First, a few technical notes:
- The translation used in the audiobook is the one by Constance Garnett.
- The actual length of the book is about 61 hours, since the last four hours (the epilogues) are repeated twice.
The narrator (whose real name was David Case -- he passed away in 2005) seems to provoke extreme reactions: some people can't stand him, others can't get enough of him. I happen to belong to the second class, and I believe he is especially suited for this novel. However, if you find his voice as irritating as some of the other reviewers, you should probably go for another version.
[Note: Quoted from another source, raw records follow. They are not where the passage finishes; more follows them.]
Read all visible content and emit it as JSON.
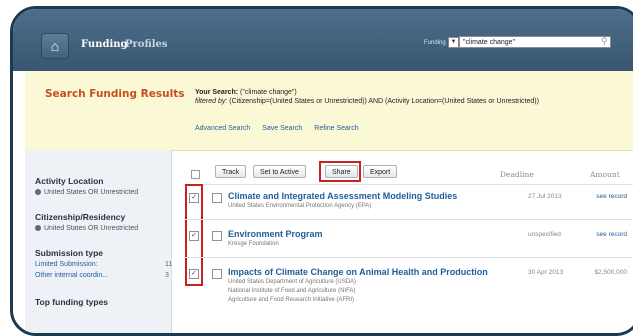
{
  "header": {
    "home_icon": "home-icon",
    "tabs": [
      {
        "label": "Funding",
        "active": true
      },
      {
        "label": "Profiles",
        "active": false
      }
    ],
    "search_scope": "Funding",
    "search_value": "\"climate change\""
  },
  "summary": {
    "title": "Search Funding Results",
    "your_search_label": "Your Search:",
    "your_search_query": "(\"climate change\")",
    "filtered_label": "filtered by:",
    "filtered_text": "(Citizenship=(United States or Unrestricted)) AND (Activity Location=(United States or Unrestricted))",
    "links": [
      "Advanced Search",
      "Save Search",
      "Refine Search"
    ]
  },
  "sidebar": {
    "facets": [
      {
        "heading": "Activity Location",
        "value": "United States OR Unrestricted"
      },
      {
        "heading": "Citizenship/Residency",
        "value": "United States OR Unrestricted"
      }
    ],
    "submission": {
      "heading": "Submission type",
      "items": [
        {
          "label": "Limited Submission:",
          "count": "11"
        },
        {
          "label": "Other internal coordin...",
          "count": "3"
        }
      ]
    },
    "top_funding": "Top funding types"
  },
  "toolbar": {
    "buttons": [
      "Track",
      "Set to Active",
      "Share",
      "Export"
    ],
    "col_deadline": "Deadline",
    "col_amount": "Amount"
  },
  "results": [
    {
      "title": "Climate and Integrated Assessment Modeling Studies",
      "sponsors": [
        "United States Environmental Protection Agency (EPA)"
      ],
      "deadline": "27 Jul 2013",
      "amount": "see record",
      "checked": true
    },
    {
      "title": "Environment Program",
      "sponsors": [
        "Kresge Foundation"
      ],
      "deadline": "unspecified",
      "amount": "see record",
      "checked": true
    },
    {
      "title": "Impacts of Climate Change on Animal Health and Production",
      "sponsors": [
        "United States Department of Agriculture (USDA)",
        "National Institute of Food and Agriculture (NIFA)",
        "Agriculture and Food Research Initiative (AFRI)"
      ],
      "deadline": "30 Apr 2013",
      "amount": "$2,500,000",
      "checked": true
    }
  ],
  "colors": {
    "topbar": "#41607a",
    "accent_orange": "#c8501e",
    "link_blue": "#1f5e9e",
    "highlight_red": "#cc2020",
    "summary_bg": "#fbf8d6"
  }
}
And now for the book itself. In "The Brothers Karamazov", Dostoyevsky writes: "Show a Russian schoolboy a map of the stars, which he knows nothing about, and he will give you back the map next day with corrections on it." Tolstoy is the ideal to which all such schoolboys aspire, and "War and Peace" is his greatest achievement. Not only is this immense work a novel, it is a place for Tolstoy to expound his views on the causes and persons of the Napoleonic wars, on the methods of historical research, on free will and (of course) the existence of God. I can't say that I found everything convincing or even interesting -- for example, he takes a lot of pains to demonstrate the Napoleon was not a military genius but a blundering fool -- but for the sheer complexity and ambition of this work I cannot help but award it five stars.
First things first: the narrator, Neville Jason, is wonderful. With an extremely pleasant voice and impeccable diction, he takes care to give each character a clearly distinct voice and accent. So if you're looking for a reading of Candide and/or Zadig, this one is a great choice.
As for the books -- enough has been written about them in the past 250 years, so I'll keep my review to the bottom line. Candide is a masterpiece. Like Gulliver's Travels with a punchline. Very very good. The ending is brilliant and still inspiring after all these years. Zadig is a little less to my taste, though still very well written. The central question in it seems to be "how can bad things happen to good people" and the answer given is "God works in mysterious ways". I personally like Candide's reply to this better.
In one sense, there's no denying this book is a masterpiece. It seems as though Stendhal set out to dazzle the reader with his incredible understanding of human nature, and that he did. However, looking back at the audiobook after a few weeks have passed, I find it difficult to remember the actual plot. So in that sense, I feel as though the novel could have been a better novel. Nevertheless, I would certainly recommend it for the sheer psychological depth. And, as audiobooks go, the narration on this one is top-notch.
As for the complaints about audio quality in some of the earlier comments: this has apparently been fixed, and the quality is perfectly acceptable.